Supplied entries:

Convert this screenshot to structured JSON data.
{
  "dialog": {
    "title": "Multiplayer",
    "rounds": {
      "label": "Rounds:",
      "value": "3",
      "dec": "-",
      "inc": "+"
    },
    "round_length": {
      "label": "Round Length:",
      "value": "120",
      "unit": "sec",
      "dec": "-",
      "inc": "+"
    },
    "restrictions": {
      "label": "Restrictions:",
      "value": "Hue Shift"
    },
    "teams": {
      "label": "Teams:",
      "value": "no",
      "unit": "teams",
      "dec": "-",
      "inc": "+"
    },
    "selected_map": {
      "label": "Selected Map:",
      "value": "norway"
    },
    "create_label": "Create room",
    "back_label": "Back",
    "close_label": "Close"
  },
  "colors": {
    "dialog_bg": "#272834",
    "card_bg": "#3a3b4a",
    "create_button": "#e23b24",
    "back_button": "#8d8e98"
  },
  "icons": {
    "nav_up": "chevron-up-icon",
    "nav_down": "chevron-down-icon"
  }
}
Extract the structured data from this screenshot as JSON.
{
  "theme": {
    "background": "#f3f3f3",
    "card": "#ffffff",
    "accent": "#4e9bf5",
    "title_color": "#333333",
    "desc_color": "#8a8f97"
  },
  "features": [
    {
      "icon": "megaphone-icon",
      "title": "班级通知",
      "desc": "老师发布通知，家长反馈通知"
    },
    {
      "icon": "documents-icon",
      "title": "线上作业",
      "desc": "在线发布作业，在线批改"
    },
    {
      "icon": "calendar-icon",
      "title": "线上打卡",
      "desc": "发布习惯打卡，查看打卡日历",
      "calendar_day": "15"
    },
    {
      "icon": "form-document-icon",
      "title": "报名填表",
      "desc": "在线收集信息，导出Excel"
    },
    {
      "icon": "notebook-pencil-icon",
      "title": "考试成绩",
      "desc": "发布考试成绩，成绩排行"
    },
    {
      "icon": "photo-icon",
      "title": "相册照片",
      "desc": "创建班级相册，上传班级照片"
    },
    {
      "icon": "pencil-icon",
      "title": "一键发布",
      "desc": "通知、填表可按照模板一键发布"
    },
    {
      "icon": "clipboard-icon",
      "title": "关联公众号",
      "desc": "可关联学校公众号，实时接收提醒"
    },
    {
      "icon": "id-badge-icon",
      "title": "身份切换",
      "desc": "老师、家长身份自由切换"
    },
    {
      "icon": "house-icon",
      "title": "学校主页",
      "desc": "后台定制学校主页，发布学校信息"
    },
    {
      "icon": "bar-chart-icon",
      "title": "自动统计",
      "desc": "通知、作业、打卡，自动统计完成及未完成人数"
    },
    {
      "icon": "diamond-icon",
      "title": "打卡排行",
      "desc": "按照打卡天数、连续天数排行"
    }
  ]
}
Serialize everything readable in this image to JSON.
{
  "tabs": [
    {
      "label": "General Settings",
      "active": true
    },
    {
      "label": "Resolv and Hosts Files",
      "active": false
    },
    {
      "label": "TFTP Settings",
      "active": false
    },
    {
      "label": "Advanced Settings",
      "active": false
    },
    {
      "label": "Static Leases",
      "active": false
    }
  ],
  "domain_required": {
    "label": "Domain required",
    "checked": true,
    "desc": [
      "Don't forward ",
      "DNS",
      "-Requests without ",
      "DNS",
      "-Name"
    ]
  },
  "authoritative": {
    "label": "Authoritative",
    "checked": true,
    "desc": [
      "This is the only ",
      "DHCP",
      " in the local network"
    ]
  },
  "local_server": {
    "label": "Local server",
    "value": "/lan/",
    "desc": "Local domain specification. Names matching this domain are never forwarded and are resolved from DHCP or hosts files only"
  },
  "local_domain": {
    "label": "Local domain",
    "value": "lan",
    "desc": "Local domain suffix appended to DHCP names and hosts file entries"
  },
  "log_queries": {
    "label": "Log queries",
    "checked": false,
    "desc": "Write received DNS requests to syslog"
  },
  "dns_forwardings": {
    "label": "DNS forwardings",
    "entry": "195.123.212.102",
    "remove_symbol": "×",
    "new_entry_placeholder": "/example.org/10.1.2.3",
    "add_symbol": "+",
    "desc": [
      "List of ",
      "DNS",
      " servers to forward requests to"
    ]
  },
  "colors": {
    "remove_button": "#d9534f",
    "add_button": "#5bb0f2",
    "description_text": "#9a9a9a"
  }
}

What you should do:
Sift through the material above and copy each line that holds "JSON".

Exercise answer:
Convert this screenshot to structured JSON data.
Extract the structured data from this screenshot as JSON.
Serialize everything readable in this image to JSON.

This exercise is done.